Amidst the signs of progress in Iraq, two cautionary notes: despite the Maliki government’s solidification of its hold on power by military means, very few of the major political challenges to national reconciliation have been addressed, let alone solved; and the security gains of the past year have now exerted a “push me-pull you” pressure on Iraqi refugees and internally displaced persons to return to their homes, which have either been appropriated or walled off behind sectarian lines. In other words, having returned the security situation to what resembles a frozen civil war (or a tenuous and sporadically violated ceasefire), we’re now confronted with the difficult, costly and lengthy challenges of nation-building.

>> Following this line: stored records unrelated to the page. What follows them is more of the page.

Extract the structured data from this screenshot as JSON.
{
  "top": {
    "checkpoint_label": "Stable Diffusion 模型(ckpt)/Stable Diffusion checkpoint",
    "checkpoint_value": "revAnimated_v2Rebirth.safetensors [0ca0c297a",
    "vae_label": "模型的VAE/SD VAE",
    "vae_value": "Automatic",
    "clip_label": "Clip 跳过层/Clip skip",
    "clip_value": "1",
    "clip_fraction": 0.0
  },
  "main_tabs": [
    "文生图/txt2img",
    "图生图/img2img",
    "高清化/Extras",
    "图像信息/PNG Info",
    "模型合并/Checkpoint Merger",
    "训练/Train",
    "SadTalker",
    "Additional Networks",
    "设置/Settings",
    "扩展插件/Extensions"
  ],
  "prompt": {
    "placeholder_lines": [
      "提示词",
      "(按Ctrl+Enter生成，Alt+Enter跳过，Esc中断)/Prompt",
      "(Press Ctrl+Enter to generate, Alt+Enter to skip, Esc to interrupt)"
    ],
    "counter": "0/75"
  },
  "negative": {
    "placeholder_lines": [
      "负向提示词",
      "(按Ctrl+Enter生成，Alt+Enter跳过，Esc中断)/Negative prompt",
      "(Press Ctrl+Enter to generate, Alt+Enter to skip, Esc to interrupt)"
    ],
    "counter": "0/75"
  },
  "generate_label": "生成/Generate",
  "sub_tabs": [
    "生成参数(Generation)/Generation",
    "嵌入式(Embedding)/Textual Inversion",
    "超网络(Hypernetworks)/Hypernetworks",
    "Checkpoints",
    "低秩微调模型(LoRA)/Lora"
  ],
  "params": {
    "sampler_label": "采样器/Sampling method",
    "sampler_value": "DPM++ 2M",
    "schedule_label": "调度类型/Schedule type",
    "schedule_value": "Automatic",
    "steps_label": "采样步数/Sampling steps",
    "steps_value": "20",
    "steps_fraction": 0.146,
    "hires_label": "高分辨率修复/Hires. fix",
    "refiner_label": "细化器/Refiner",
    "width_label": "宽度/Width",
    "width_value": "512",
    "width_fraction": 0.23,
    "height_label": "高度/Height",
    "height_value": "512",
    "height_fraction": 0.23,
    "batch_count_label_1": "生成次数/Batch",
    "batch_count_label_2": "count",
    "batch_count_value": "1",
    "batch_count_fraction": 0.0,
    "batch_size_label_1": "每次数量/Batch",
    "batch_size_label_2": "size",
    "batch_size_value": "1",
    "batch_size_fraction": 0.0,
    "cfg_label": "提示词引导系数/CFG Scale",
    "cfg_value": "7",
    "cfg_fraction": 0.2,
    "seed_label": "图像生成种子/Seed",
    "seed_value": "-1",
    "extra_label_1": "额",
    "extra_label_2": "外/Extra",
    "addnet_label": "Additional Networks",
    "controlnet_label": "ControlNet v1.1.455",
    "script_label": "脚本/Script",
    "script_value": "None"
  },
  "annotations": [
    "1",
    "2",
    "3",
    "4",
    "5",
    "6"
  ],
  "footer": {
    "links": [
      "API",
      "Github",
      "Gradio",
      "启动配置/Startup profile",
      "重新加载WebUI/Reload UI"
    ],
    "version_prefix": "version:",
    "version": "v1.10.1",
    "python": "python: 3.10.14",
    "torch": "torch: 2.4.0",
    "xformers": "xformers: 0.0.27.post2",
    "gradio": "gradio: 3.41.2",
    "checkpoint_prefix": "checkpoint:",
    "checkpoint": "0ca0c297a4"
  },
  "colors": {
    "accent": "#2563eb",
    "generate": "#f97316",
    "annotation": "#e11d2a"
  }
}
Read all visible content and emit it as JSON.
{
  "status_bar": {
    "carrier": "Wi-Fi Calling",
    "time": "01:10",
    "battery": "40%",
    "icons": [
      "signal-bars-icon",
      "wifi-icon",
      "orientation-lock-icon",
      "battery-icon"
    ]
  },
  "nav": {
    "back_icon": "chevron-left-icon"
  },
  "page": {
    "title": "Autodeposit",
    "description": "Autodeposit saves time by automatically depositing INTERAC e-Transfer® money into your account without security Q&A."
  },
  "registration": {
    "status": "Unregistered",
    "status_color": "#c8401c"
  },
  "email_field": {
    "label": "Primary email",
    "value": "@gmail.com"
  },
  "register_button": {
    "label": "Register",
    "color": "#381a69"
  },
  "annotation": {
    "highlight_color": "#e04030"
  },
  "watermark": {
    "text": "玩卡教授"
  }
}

Which brings us to Andrew Bacevich’s LA Times op-ed (via AM’s Dr. iRack), which calls into question the broader context of the “Long War.” In essence, Bacevich argues that in setting out to change the world, we’ve weakened ourselves from within. Now, if we don’t rein in our own profligacy and hubris, we’ll no longer have the luxury to engage in nation-building abroad. It’s a convincing argument, if only for the fact that we’re better at national renewal than we are at international transformation. And it’s one worth considering, given that somehow the Iraq War seems to have had little impact on the instinctive reflex in some circles to reach for American military power when faced with a thorny problem, whether it be Iran’s nuclear program or humanitarian crises in Burma and Darfur. Add to that the fact that the U.S. Army is retooling in the image of a counterinsurgency force adapted to stabilization and reconstruction operations, and Bacevich’s assessment becomes pretty dire.
In the aftermath of 9/11, America understandably confused a security threat with a national security threat; a threat to Americans was mistaken for a threat to America. But it also confused the calculus of the terrorist threat for a zero sum game. The impact of the Iraq War (which having been wrongly folded into the “Long War” narrative must now be included in its assessment) has demonstrated that America can both weaken al-Qaida and itself at the same time. That is, in the War on Terrorism, both we and the terrorists can lose.
That Iraq also demonstrates the limits of America’s ability to mold societies in our own image is even more reason for a sober reassessment of the interventionist urge. The way things are shaping up around the world, there will be plenty of situations where we’ll be tempted (perhaps even required) to apply the military lessons we’ve learned in Iraq in other countries, under other circumstances. But unless we integrate the political lessons we’ve learned in Iraq first, we’re likely to meet with the same frustrating results.